  • Operations. Running an online business can be smooth as silk if you have your operations hitting on all cylinders. You’ll know a lot more about payment methods, shipping, taxes and accounting. And you’ll know how to run a lean, mean back-office.
  • Technology. Notice how this section is last? There’s a method to the madness. New online merchants often focus more on the technology first, then try to shoe-horn their business into a system ill-equipped to profitably meet their needs. Once you learn the previous chapters, you’ll find identifying appropriate tools much easier.

Prepare to Grow

To get the most from this series, I suggest you:

  • Read them in the order presented above. There’s a logic to this order, as each chapter builds on the previous one.
  • Follow our Facebook page. I’ll be answering questions from readers and sharing updates to this series. This industry evolves quickly.
  • Subscribe to our Masters Series newsletter.
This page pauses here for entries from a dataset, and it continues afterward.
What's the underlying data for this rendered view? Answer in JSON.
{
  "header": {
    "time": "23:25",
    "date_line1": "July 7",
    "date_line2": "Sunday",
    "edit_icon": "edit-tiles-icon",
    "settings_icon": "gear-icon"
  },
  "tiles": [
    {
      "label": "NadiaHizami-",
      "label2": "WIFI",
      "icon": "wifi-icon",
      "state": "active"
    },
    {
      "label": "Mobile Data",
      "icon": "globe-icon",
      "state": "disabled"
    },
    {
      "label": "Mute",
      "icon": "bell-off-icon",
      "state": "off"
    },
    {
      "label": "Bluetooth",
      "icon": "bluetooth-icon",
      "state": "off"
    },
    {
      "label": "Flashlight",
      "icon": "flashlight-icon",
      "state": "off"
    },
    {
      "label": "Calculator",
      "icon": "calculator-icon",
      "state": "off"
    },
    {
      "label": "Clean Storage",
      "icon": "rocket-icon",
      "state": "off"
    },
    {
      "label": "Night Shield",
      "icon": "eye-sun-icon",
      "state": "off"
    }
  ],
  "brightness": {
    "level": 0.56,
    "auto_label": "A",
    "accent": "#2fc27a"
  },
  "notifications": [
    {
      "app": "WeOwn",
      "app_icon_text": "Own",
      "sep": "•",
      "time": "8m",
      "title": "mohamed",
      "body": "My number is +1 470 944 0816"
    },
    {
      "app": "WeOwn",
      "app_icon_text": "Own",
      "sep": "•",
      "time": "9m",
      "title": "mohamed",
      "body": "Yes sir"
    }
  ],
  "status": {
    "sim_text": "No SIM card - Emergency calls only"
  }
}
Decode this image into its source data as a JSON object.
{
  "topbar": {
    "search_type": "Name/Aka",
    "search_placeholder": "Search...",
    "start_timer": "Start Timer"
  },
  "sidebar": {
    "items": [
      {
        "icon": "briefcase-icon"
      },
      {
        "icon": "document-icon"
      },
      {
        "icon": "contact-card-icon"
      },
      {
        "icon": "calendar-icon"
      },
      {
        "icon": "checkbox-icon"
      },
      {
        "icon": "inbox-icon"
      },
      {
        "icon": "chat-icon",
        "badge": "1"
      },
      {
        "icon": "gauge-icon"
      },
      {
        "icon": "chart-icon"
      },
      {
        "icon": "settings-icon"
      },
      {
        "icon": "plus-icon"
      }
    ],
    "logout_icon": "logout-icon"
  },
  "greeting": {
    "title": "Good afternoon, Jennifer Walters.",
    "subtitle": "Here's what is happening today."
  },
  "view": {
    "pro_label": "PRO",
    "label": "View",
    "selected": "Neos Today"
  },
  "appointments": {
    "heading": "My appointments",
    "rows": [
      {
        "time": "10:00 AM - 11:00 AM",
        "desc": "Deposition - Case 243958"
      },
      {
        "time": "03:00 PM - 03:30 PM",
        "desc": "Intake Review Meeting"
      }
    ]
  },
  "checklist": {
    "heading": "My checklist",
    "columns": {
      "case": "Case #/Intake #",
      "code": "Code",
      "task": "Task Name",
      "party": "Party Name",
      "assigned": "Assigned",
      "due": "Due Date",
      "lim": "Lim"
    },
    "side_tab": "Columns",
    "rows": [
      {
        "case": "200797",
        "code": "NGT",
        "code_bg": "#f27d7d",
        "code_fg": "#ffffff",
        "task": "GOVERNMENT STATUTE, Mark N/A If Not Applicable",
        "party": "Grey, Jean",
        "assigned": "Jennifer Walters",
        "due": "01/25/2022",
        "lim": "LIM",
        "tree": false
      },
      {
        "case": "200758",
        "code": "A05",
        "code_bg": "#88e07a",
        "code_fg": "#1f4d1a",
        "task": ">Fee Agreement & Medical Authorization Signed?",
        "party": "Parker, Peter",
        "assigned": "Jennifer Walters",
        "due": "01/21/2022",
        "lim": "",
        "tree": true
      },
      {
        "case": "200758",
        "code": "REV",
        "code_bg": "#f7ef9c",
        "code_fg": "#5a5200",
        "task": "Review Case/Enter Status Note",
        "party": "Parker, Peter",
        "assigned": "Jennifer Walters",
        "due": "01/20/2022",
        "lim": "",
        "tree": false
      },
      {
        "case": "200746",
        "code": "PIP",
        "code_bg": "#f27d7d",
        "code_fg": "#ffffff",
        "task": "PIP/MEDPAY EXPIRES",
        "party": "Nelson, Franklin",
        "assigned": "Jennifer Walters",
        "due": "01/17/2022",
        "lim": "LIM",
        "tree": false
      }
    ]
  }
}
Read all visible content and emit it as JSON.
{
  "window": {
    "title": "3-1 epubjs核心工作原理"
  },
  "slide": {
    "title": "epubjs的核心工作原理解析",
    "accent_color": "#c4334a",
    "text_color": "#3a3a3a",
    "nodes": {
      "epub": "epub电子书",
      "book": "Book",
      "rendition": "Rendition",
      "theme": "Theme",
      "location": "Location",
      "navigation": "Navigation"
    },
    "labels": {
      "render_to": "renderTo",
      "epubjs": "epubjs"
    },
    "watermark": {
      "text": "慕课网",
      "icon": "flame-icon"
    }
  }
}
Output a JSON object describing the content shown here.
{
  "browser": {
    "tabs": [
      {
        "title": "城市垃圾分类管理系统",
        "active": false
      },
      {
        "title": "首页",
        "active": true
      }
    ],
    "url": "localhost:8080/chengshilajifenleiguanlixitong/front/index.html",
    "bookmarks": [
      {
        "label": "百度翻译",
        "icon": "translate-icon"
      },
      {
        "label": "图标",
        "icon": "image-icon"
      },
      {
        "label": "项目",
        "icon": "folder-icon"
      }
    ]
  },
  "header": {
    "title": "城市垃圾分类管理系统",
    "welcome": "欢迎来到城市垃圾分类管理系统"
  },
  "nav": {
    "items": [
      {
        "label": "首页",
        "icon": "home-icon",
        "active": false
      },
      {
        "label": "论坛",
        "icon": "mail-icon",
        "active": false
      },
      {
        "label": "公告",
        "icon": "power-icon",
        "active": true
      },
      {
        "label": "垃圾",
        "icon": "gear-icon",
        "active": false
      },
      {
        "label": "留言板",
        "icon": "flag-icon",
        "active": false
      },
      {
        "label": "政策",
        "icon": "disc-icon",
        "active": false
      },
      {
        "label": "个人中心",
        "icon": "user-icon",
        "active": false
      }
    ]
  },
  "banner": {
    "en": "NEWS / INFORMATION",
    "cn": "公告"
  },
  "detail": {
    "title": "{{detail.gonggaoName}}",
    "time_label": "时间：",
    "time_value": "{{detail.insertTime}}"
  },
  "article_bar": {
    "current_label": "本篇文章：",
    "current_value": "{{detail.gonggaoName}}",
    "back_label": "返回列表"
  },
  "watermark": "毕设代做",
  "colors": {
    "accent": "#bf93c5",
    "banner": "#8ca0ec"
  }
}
As we update this information or add important information relevant to this series, we want you to stay on top. Plus, we’ll notify you of special offerings or products we discover that may be of value to you.
  • Request a personal consultation. Once you read through this series, contact me and request a free consultation. It’s not a sales pitch at all. I just want to answer your questions, help you move in the right direction, and learn from you if there’s anything we may have missed.

Note: I’ll be releasing each chapter in the days after this post. If you’re coming to this page soon after it was posted, be patient. We’ll get all the sections posted over the next few days.

Stay Informed.

If you’d like to receive updates as future installments are released, subscribe now.

Bret Williams

Bret is the a co-founder and the Managing Partner of novusweb®. He is also author of several books on Magento and e-commerce and is sought as a speaker and trainer. Bret has been crafting internet innovations since 1995.